What is needed ▸ Could you set down the records below exactly as they are, with no pictures?
=======
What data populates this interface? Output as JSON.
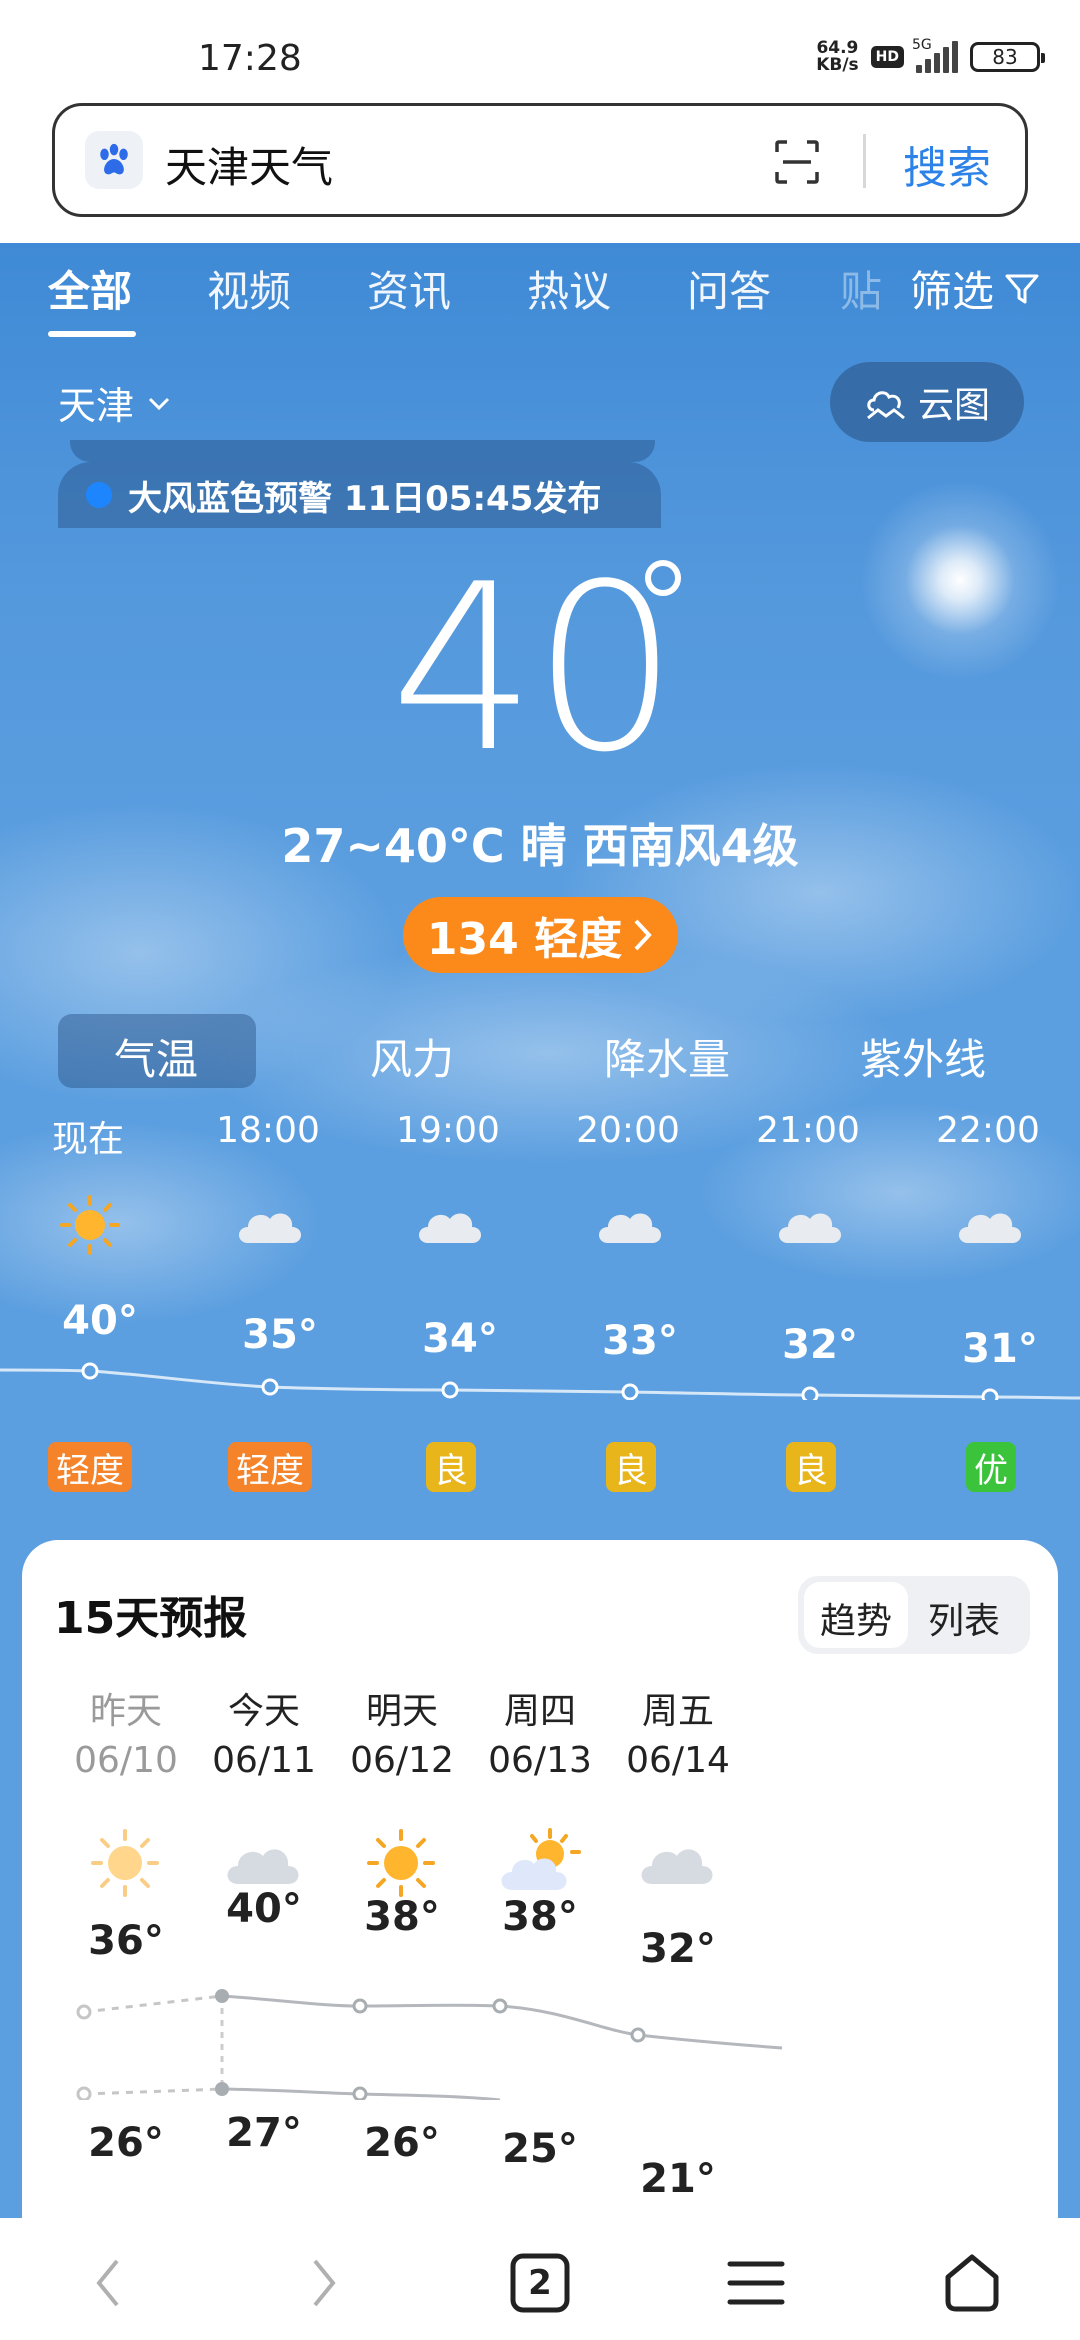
{
  "status": {
    "time": "17:28",
    "speed_value": "64.9",
    "speed_unit": "KB/s",
    "hd": "HD",
    "network": "5G",
    "battery": "83"
  },
  "search": {
    "query": "天津天气",
    "button": "搜索"
  },
  "tabs": [
    "全部",
    "视频",
    "资讯",
    "热议",
    "问答"
  ],
  "tab_more": "贴",
  "filter_label": "筛选",
  "location": {
    "city": "天津",
    "cloud_map": "云图"
  },
  "alert": {
    "text": "大风蓝色预警 11日05:45发布"
  },
  "current": {
    "temp": "40",
    "summary": "27~40°C 晴 西南风4级",
    "aqi": "134 轻度"
  },
  "metric_tabs": [
    "气温",
    "风力",
    "降水量",
    "紫外线"
  ],
  "hourly": [
    {
      "time": "现在",
      "icon": "sun-icon",
      "temp": "40°",
      "aqi": "轻度",
      "aqi_color": "#f5832a"
    },
    {
      "time": "18:00",
      "icon": "cloud-icon",
      "temp": "35°",
      "aqi": "轻度",
      "aqi_color": "#f5832a"
    },
    {
      "time": "19:00",
      "icon": "cloud-icon",
      "temp": "34°",
      "aqi": "良",
      "aqi_color": "#e8b51a"
    },
    {
      "time": "20:00",
      "icon": "cloud-icon",
      "temp": "33°",
      "aqi": "良",
      "aqi_color": "#e8b51a"
    },
    {
      "time": "21:00",
      "icon": "cloud-icon",
      "temp": "32°",
      "aqi": "良",
      "aqi_color": "#e8b51a"
    },
    {
      "time": "22:00",
      "icon": "cloud-icon",
      "temp": "31°",
      "aqi": "优",
      "aqi_color": "#3cc33c"
    }
  ],
  "forecast": {
    "title": "15天预报",
    "view_trend": "趋势",
    "view_list": "列表",
    "days": [
      {
        "day": "昨天",
        "date": "06/10",
        "icon": "sun-icon",
        "high": "36°",
        "low": "26°",
        "muted": true
      },
      {
        "day": "今天",
        "date": "06/11",
        "icon": "cloud-icon",
        "high": "40°",
        "low": "27°",
        "muted": false
      },
      {
        "day": "明天",
        "date": "06/12",
        "icon": "sun-icon",
        "high": "38°",
        "low": "26°",
        "muted": false
      },
      {
        "day": "周四",
        "date": "06/13",
        "icon": "partly-cloudy-icon",
        "high": "38°",
        "low": "25°",
        "muted": false
      },
      {
        "day": "周五",
        "date": "06/14",
        "icon": "cloud-icon",
        "high": "32°",
        "low": "21°",
        "muted": false
      }
    ]
  },
  "nav": {
    "tab_count": "2"
  }
}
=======
Exercise response ▸
What data populates this interface? Output as JSON.
{
  "status": {
    "time": "17:28",
    "speed_value": "64.9",
    "speed_unit": "KB/s",
    "hd": "HD",
    "network": "5G",
    "battery": "83"
  },
  "search": {
    "query": "天津天气",
    "button": "搜索"
  },
  "tabs": [
    "全部",
    "视频",
    "资讯",
    "热议",
    "问答"
  ],
  "tab_more": "贴",
  "filter_label": "筛选",
  "location": {
    "city": "天津",
    "cloud_map": "云图"
  },
  "alert": {
    "text": "大风蓝色预警 11日05:45发布"
  },
  "current": {
    "temp": "40",
    "summary": "27~40°C 晴 西南风4级",
    "aqi": "134 轻度"
  },
  "metric_tabs": [
    "气温",
    "风力",
    "降水量",
    "紫外线"
  ],
  "hourly": [
    {
      "time": "现在",
      "icon": "sun-icon",
      "temp": "40°",
      "aqi": "轻度",
      "aqi_color": "#f5832a"
    },
    {
      "time": "18:00",
      "icon": "cloud-icon",
      "temp": "35°",
      "aqi": "轻度",
      "aqi_color": "#f5832a"
    },
    {
      "time": "19:00",
      "icon": "cloud-icon",
      "temp": "34°",
      "aqi": "良",
      "aqi_color": "#e8b51a"
    },
    {
      "time": "20:00",
      "icon": "cloud-icon",
      "temp": "33°",
      "aqi": "良",
      "aqi_color": "#e8b51a"
    },
    {
      "time": "21:00",
      "icon": "cloud-icon",
      "temp": "32°",
      "aqi": "良",
      "aqi_color": "#e8b51a"
    },
    {
      "time": "22:00",
      "icon": "cloud-icon",
      "temp": "31°",
      "aqi": "优",
      "aqi_color": "#3cc33c"
    }
  ],
  "forecast": {
    "title": "15天预报",
    "view_trend": "趋势",
    "view_list": "列表",
    "days": [
      {
        "day": "昨天",
        "date": "06/10",
        "icon": "sun-icon",
        "high": "36°",
        "low": "26°",
        "muted": true
      },
      {
        "day": "今天",
        "date": "06/11",
        "icon": "cloud-icon",
        "high": "40°",
        "low": "27°",
        "muted": false
      },
      {
        "day": "明天",
        "date": "06/12",
        "icon": "sun-icon",
        "high": "38°",
        "low": "26°",
        "muted": false
      },
      {
        "day": "周四",
        "date": "06/13",
        "icon": "partly-cloudy-icon",
        "high": "38°",
        "low": "25°",
        "muted": false
      },
      {
        "day": "周五",
        "date": "06/14",
        "icon": "cloud-icon",
        "high": "32°",
        "low": "21°",
        "muted": false
      }
    ]
  },
  "nav": {
    "tab_count": "2"
  }
}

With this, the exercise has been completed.